As Tradfest and the Gloaming come to Dublin, we explore the roots, and the future of this extraordinary Irish sound, and discover where to find it every Thursday night.
Unforgettable, exciting, rich, and totally toe tapping, traditional Irish music has spread throughout the world. Influencing the music of other countries and peoples, it reaches back to the stories of the Celts and of ancient Ireland; and forward to touch the songs of bands and singers including U2, Thin Lizzy, My Bloody Valentine, Enya and The Pogues.
Stemming from ancient times, before most people could read or write, music was a way of carrying stories, and of drawing people together. Wandering bards sang ballads, and Sean Nós (literally “old style”) singers made their laments. A century-long lull came in the 1800s, as Ireland suffered the Famine, and the effects of mass emigration.
A revival followed at the end of that century, while those who emigrated brought their songs along with them. Today you’ll find Irish influences in music from Appalachian and Bluegrass in the US, the music of Galicia in Spain, Australian Folk, and more.
Irish Trad also gathered its influences, reflecting the reputation of the Irish as a wandering, friendly people. The famous blind harpist O’Carolan was influenced by Vivaldi, whose music he would have heard in Dublin’s concert halls in the 1700s. You can also trace connections to Arabic music and instruments, doubtless picked up though meetings with traders and travellers, mingling via the Mediterranean hub. There are echoes of Sean Nós in Flamenco and Fado singing, and vice versa. Long conversations, often dipping into disagreement, revolve around who originally influenced who.
More recently bands such as The Chieftains, The Dubliners, Clannad, The Fureys, Planxty and The Bothy Band have been spreading the Irish Trad word. Today, supergroup The Gloaming (including Martin Hayes, Iarla Ó Lionáird, Caoimhín Ó Raghallaigh and Dennis Cahill) have been performing around the world, finding new audiences for this extraordinary form. The Gloaming will play their only Irish dates for 2019 with a week-long residency at the National Concert Hall, from March 4th to 11th. It should be unmissable.
Away from concert venues, and played on fiddles, harps, bodhrans, uillean pipes, flutes, tin whistles and banjos (and more), traditional Irish music thrives in the form of the eclectic session, where players come together, and build on the thread of jigs and reels, alternating between music that makes you want to weep for some loss, deeply felt, though not quite understood; or suddenly take to your feet, find a partner, and fling one another around the room in a wild dance.

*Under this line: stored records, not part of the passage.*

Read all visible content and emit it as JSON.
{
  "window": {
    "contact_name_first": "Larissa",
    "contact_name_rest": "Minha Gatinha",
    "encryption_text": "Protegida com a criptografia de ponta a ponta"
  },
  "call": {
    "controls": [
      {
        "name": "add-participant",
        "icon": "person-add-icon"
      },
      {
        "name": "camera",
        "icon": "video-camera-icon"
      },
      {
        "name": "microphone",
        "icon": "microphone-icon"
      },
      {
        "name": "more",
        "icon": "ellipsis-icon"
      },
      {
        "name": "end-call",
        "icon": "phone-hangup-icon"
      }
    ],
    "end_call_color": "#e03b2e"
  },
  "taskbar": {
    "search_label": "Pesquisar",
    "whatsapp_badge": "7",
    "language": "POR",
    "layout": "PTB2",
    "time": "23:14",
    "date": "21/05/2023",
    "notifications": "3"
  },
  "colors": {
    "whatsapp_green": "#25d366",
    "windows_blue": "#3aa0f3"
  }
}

Put like that, traditional Irish music tells the stories, loves, losses and passions of its people. In its purely instrumental form, without words to divide or distract, it is a truly international sound. When you’re listening to Irish Trad, you are, in fact, listening to the world.
Discover a range of Trad and Folk music at the Tradfest, this January 23rd to 27th, with music across Dublin, or settle in for a session every Thursday throughout the year in The Merrion’s atmospheric Cellar Bar, from 6pm to 8pm. Book your table here.